### WHAT THE TASK REQUIRES
Show only those lines of the entries where the string "completed" is found.

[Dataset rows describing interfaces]
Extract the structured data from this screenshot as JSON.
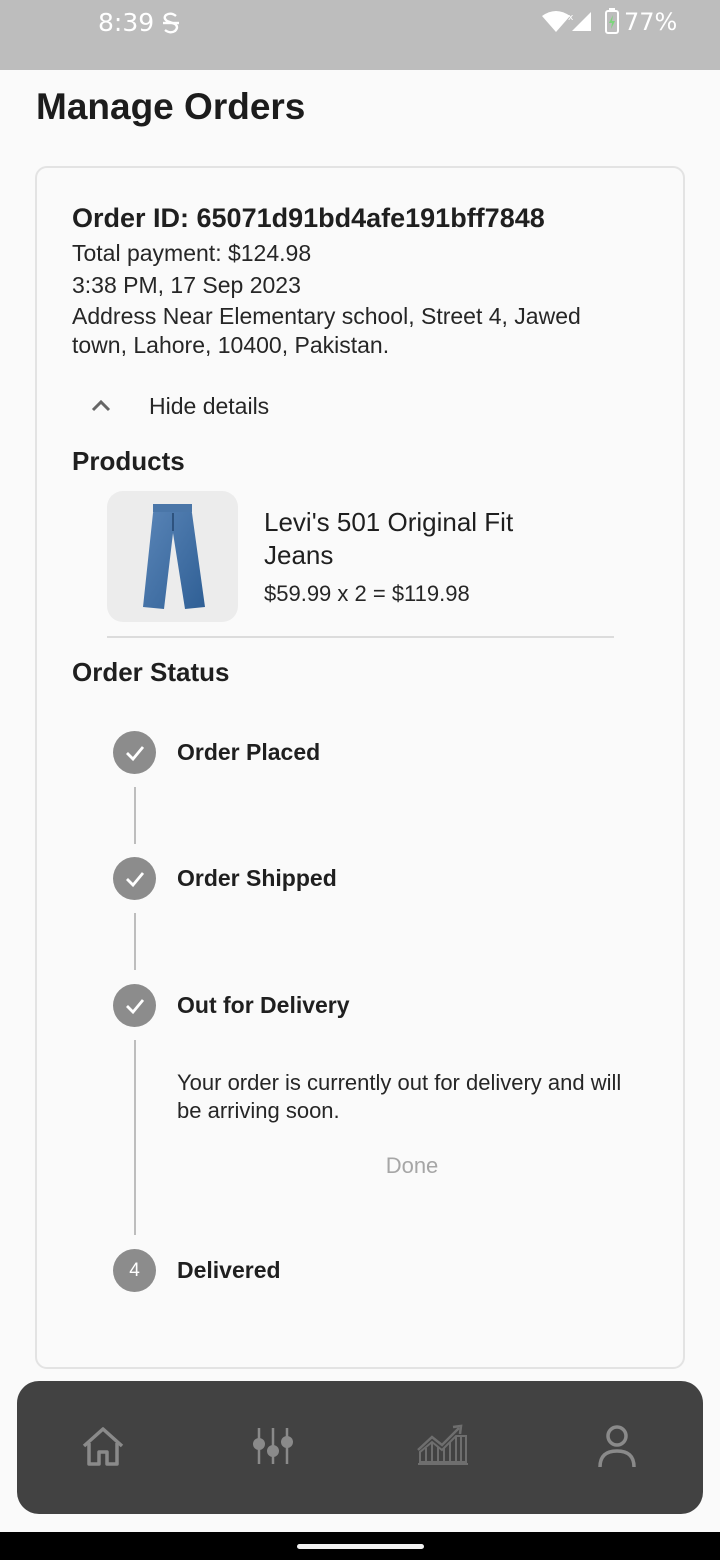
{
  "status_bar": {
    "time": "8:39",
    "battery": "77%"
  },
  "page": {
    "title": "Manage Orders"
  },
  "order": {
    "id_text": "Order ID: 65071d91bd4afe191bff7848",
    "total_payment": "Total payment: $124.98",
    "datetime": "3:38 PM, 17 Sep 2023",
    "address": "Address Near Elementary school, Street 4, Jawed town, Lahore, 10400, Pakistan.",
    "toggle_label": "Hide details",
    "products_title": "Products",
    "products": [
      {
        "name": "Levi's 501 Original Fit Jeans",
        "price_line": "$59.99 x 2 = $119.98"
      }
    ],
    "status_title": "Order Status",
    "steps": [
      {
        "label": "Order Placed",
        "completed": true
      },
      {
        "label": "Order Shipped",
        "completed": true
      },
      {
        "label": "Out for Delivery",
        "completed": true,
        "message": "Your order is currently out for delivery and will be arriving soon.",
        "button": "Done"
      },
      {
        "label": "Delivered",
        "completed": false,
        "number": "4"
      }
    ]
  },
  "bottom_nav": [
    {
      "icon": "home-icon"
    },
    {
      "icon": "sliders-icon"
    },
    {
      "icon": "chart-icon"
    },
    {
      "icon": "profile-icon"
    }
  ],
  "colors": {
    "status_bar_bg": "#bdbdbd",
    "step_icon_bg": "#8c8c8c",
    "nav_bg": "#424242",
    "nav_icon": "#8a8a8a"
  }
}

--

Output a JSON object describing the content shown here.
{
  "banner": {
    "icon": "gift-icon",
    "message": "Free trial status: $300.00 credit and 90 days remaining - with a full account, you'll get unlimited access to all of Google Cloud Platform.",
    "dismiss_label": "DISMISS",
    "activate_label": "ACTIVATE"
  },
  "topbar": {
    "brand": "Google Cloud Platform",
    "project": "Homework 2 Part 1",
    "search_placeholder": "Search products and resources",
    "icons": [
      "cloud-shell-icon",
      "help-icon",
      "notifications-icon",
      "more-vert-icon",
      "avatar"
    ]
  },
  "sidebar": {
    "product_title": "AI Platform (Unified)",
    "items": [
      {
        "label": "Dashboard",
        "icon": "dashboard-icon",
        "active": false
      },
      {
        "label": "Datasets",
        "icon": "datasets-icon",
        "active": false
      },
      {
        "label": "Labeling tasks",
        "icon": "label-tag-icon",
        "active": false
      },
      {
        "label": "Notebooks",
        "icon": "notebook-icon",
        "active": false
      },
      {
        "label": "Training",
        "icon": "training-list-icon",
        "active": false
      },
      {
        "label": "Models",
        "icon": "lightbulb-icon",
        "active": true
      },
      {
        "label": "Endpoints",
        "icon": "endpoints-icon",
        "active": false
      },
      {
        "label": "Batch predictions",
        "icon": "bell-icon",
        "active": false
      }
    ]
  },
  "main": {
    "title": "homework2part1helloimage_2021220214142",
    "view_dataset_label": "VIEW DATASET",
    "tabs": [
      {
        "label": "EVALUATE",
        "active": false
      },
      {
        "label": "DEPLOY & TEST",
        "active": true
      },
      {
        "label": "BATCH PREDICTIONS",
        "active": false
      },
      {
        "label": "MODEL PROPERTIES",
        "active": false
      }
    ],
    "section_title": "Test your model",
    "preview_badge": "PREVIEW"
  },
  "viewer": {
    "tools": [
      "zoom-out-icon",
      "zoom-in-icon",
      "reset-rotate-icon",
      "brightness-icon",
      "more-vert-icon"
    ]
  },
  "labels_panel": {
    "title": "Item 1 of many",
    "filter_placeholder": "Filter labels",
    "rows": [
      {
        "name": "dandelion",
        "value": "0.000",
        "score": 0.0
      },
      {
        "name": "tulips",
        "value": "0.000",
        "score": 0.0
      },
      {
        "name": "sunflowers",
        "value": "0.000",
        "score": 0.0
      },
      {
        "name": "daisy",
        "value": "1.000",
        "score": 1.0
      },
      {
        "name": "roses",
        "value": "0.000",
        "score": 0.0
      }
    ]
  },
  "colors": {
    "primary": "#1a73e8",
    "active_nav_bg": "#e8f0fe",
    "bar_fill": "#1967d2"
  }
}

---

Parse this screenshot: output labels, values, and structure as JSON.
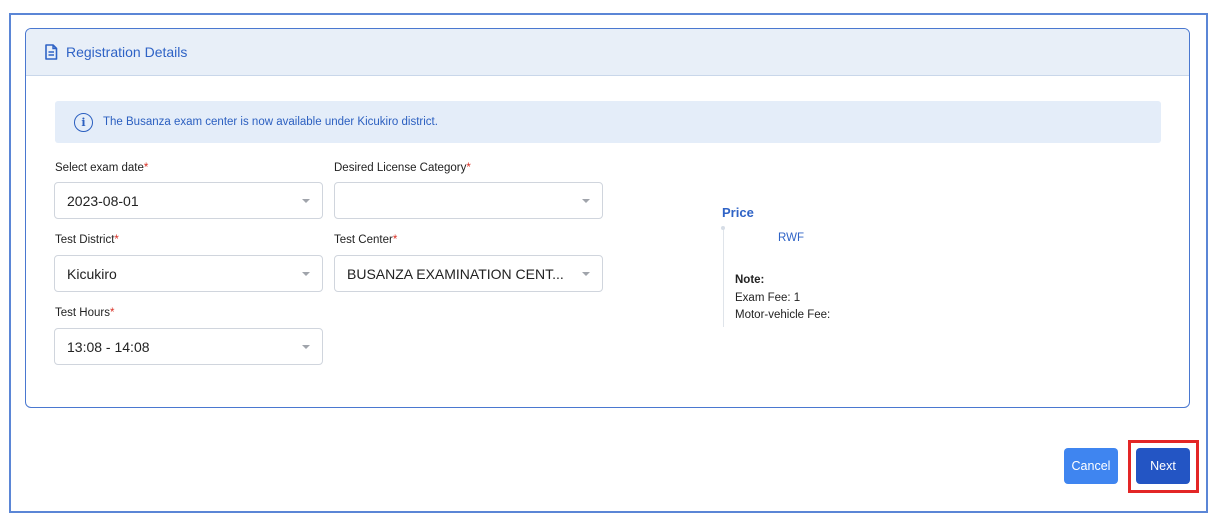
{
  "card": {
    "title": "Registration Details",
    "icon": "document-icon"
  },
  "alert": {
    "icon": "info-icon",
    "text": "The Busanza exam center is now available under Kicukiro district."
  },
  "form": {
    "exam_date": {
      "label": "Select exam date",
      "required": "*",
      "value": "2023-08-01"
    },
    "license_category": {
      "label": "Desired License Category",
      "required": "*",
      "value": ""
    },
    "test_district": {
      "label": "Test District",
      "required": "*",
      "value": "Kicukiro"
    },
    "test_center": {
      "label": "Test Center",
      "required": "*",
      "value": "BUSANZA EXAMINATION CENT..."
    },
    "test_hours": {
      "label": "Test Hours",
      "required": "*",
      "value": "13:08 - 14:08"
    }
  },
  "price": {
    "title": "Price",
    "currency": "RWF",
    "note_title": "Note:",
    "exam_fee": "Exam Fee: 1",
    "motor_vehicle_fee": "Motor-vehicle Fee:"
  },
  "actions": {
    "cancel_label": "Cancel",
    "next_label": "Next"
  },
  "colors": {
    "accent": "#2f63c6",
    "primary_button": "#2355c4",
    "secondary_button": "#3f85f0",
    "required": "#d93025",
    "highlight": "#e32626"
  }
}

### SOLUTION TO THIS EXERCISE
        "completed": true
        "completed": true
        "completed": true,
        "completed": false,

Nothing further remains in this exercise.